The electorate won't care about Unite’s gesture of defiance
“I have no doubt if things start to move in different directions and ordinary working people start saying, ‘Well, I’m not sure what Labour stands for,’ then my activists will ask me, ‘Why are we giving so much money?’”
That was Unite general secretary Len McCluskey’s warning shot to Sir Keir Starmer following the union’s decision to reduce its financial contributions to the Labour party by a reported 10%.
McCluskey was especially critical of the party leadership’s decision to apologise and pay damages to members of staff who had co-operated with a BBC Panorama investigation on anti-Semitism, but he made clear that his discontent with Sir Keir and his team runs much deeper than that particular grievance.

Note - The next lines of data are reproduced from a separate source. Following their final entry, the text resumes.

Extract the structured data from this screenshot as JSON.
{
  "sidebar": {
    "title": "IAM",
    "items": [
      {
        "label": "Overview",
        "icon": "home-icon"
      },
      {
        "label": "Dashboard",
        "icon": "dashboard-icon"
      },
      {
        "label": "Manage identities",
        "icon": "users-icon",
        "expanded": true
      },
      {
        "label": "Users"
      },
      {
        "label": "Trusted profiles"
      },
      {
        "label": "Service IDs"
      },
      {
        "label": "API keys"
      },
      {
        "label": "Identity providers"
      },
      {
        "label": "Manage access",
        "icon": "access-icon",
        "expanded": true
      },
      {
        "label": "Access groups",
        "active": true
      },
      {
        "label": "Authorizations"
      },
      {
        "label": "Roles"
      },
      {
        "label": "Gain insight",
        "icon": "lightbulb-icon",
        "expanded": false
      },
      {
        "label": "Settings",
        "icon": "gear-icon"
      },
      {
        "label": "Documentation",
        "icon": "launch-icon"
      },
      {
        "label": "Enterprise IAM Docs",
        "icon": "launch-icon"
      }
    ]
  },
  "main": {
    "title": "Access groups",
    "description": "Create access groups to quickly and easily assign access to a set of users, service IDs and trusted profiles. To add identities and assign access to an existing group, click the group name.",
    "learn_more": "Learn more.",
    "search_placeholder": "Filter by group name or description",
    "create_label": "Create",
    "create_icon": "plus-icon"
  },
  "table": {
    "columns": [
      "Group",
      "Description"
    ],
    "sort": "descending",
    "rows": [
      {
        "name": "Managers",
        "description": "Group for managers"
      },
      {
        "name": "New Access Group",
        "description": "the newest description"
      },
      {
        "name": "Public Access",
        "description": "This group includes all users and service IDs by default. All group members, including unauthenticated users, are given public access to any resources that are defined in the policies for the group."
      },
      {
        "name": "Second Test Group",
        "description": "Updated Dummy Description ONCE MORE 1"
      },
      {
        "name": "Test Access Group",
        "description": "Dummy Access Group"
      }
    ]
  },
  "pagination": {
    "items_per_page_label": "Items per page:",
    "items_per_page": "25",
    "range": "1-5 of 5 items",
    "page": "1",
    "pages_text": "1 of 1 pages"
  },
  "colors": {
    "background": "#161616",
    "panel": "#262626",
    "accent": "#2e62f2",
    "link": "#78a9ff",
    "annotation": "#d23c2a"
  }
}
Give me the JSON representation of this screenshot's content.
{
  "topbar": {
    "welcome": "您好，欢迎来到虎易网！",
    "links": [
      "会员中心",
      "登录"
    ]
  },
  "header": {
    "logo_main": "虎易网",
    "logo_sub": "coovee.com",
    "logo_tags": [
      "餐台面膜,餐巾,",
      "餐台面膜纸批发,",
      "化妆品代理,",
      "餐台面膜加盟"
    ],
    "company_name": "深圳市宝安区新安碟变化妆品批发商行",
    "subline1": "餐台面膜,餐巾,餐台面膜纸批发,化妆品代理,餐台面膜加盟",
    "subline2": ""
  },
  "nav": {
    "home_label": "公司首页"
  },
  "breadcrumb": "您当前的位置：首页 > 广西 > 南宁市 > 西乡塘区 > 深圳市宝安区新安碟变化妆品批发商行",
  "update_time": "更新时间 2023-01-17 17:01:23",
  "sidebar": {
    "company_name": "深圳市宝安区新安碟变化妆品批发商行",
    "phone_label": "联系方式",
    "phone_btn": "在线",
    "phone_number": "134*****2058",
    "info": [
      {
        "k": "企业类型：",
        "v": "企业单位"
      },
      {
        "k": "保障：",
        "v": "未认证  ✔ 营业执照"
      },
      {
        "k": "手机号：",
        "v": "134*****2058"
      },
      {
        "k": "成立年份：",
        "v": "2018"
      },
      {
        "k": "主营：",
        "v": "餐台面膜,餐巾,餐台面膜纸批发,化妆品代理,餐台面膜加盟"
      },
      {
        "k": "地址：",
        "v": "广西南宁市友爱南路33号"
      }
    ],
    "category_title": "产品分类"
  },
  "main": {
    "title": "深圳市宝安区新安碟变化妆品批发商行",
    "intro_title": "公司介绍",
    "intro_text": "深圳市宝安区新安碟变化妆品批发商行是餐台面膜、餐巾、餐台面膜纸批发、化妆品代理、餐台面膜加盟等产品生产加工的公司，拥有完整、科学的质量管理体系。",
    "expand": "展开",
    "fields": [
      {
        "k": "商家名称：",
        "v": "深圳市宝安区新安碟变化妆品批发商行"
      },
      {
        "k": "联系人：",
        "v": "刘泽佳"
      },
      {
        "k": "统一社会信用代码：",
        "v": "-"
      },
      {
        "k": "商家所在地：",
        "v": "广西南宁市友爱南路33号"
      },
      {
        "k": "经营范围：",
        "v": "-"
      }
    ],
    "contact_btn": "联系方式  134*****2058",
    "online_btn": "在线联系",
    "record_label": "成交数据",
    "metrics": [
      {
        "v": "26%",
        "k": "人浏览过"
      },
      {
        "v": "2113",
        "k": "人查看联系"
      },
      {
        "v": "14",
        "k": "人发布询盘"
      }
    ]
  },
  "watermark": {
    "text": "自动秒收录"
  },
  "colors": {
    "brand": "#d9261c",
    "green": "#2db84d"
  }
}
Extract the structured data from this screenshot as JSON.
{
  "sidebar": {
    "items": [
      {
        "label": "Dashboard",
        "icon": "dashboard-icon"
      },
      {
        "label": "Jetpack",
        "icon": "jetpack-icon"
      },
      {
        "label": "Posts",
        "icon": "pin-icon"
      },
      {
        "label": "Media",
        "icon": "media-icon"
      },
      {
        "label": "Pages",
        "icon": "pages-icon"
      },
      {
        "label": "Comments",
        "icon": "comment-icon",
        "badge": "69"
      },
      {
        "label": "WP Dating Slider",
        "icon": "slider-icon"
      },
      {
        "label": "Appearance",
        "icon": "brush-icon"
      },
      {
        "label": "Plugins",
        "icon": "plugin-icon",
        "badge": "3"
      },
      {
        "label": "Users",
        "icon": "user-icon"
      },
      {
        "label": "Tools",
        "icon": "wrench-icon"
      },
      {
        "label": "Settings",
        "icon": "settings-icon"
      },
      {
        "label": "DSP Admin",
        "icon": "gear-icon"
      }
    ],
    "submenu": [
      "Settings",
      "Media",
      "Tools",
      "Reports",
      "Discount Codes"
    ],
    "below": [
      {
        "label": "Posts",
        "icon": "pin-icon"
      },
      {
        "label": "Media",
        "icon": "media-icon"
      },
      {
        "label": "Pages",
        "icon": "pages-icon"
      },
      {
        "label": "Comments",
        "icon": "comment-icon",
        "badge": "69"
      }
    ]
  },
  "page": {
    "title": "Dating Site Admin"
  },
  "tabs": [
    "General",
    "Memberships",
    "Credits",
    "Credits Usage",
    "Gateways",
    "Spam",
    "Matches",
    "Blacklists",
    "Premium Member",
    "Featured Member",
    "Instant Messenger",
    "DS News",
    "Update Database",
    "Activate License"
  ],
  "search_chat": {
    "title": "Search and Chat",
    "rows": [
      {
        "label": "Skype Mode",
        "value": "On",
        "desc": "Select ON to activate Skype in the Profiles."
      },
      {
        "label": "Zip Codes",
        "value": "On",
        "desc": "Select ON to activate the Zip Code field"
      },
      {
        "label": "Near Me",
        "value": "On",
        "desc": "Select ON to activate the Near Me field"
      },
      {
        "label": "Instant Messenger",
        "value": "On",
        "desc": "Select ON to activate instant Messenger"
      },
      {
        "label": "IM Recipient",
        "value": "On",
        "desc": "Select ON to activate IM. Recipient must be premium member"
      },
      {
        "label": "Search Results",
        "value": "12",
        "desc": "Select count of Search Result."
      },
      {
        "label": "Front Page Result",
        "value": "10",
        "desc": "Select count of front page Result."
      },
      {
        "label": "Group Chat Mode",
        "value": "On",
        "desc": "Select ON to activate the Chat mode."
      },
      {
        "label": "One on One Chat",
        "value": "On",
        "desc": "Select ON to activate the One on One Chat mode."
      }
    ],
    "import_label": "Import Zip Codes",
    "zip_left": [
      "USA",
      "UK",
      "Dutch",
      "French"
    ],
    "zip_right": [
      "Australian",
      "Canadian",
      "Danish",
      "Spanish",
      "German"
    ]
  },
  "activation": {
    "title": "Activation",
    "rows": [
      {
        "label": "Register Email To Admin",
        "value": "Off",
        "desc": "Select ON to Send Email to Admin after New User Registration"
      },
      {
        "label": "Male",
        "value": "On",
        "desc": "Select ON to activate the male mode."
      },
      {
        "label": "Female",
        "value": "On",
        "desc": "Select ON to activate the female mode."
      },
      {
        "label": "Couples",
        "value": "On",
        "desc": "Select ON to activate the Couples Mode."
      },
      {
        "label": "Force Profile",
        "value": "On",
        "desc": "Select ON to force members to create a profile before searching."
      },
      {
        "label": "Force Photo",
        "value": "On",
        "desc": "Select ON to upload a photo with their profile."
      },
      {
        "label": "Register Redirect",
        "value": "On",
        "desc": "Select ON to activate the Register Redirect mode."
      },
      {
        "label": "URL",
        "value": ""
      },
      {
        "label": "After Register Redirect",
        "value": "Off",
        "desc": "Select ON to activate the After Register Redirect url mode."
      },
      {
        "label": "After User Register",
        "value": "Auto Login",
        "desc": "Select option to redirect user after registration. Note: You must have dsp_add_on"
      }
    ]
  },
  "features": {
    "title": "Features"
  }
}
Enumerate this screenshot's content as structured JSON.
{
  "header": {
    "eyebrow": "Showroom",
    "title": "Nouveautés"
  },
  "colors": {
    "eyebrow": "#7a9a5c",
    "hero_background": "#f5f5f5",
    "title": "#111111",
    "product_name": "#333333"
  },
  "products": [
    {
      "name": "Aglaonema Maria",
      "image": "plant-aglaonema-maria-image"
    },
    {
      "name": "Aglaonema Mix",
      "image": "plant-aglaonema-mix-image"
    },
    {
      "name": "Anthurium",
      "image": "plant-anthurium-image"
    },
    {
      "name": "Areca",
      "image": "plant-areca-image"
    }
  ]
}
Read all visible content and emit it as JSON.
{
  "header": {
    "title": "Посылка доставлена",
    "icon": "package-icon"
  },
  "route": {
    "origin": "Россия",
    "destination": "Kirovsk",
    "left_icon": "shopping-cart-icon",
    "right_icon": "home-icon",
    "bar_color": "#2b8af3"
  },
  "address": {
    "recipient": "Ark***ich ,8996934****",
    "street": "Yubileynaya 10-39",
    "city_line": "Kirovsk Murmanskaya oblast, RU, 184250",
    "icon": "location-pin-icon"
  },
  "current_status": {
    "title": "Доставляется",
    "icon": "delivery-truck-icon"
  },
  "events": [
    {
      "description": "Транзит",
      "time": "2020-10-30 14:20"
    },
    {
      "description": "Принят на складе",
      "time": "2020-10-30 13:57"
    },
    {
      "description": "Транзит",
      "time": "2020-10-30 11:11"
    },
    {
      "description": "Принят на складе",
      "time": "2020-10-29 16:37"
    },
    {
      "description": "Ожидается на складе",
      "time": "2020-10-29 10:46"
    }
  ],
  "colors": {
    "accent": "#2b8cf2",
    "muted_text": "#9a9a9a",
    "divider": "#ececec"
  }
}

To the question, however, of whether Unite’s remonstrance is likely to cause any serious worry to the Labour leadership, the answer is almost certainly no. Sir Keir’s primary objective at the moment is to convince the electorate that Labour is under new management. That means distancing himself and his leadership from Corbynism and all its high priests, McCluskey included. Thus, he may well consider that Unite’s gesture of defiance plays right into his hands.
Of course, that doesn’t mean that the leadership should set out to antagonise the unions. On the contrary, the relationship between the party and unions is, and has always been, integral to the advancement of the labour interest in this country and one that should be treated with care. Indeed, past Labour leaders have discovered that if they abuse that relationship, it can end badly for the party.
But, equally, union leaders cannot bury their heads in the sand — as I fear some are doing — about the scale of Labour’s defeat at the last general election and the reasons for it. That radical change is needed — in the language, ideology and priorities of the party — ought to be obvious. Hunkering down in their comfort zone and taking an attitude of “No compromise with the electorate!” would show that union leaders are less enthused by the prospect of winning power than they are playing to a sympathetic crowd.
Sir Keir, for all his faults, has made a steady start in refocusing the party’s attention on those things — family, community, nation — that matter to so many of those voters, rank-and-file trade unionists among them, who turned their backs on Labour last December. Union leaders should perhaps show some contrition over their own role in that electoral catastrophe and cut the new leader some slack instead of bemoaning every attempt to drag the party away from the abyss.